Digestion is also a focus on eating habits in Eastern cultures. My Dad always told me not to drink water during a meal, and if I had to, only take small sips. Only later on did I realise it was a Asian custom, not just something my Dad preferred. My whole family just doesn't drink anything with meals. If something is particularly spicy, I'll have to get up and fetch a glass of water. Yet it's so customary in America to serve water or cold drinks with every meal. I noticed at restaurants with friends, the servers will always be refilling their glasses but mine wouldn't be touched.
I think something else is also drinking water first thing in the morning and right before bed. I just got into the habit of doing it because I was always told to, but I looked it up and its also an "asian digestion" thing. Not really sure if it's true or works, but like I said, habits are hard to break.
Eastern Asians drink lots of green and white tea to improve digestions. Indians just drink chai as something to warm you up or invigorate oneself. It's had as an afternoon or evening snack and definitely for breakfast, but not really for the sake of good digestion. I think the American interpretation of tea is terribly misguided. Microwaving or electrically boiling hot water and then sticking a tea bag in it does not constitute tea. And the tea selection here is terrible! Bigelow tea tastes stale, like cardboard. And the tea they make at stores like Starbucks is equally disgraceful. I sampled every Teavana tea at Starbucks one day, from that white Youthberry tea to the Emperor's Mist tea. Nothing was good at all. Teavana tea likes to brand itself as a quality, exotic tea brand but you can buy relatively inexpensive tea in bulk at foreign stores that's 50 times better. Teavana just blends a ton of shit together and labels them, but for daily enjoyment, the staples are best.
Sitting/Sleeping on the Floor
This is considered normal/acceptable, though there's still the notion that if a couch is available, it's respectful for the more esteemed person to take it.
Taking off Shoes

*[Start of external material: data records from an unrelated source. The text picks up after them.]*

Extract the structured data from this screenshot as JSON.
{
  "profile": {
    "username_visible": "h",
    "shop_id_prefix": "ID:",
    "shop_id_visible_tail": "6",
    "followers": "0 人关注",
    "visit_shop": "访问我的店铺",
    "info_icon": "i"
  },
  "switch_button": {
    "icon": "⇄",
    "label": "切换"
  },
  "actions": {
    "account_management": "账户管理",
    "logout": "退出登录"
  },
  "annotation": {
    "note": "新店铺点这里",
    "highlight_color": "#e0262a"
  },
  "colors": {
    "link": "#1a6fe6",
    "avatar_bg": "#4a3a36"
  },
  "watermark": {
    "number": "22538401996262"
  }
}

Many Americans don't wear shoes in their house. However, when guests arrive, Americans don't mind if they wear their shoes. At dinner parties, everyone has shoes on! Asians take off their shoes either outside the front door or in the front entry to the house. Large gatherings are especially interesting when people have to find their shoes again. It's a custom that I think makes the most sense: why bring dirty shoes all over the house? It's a matter of cleanliness. I think Indians in particular like the feeling of having bare feet. I don't remember wearing shoes all that often growing up. If I went to the park in front of my house, my front yard, or my back yard, I never wore shoes. Even if the tar street separating my house from the field of green was hot from the sun, i would just leap across with light steps. My whole family, I noticed, don't really use shoes unless absolutely necessary. When I went out with my cousins at family gatherings, our shoes were the last thing we'd think of. Once, my brother was driving us all back home from Ohio when he exclaimed "Shit, I forgot my shoes"
In other Asian cultures, I think the barefoot principle applies as well.
I hope you enjoyed this post! I'll update it whenever I think up something else!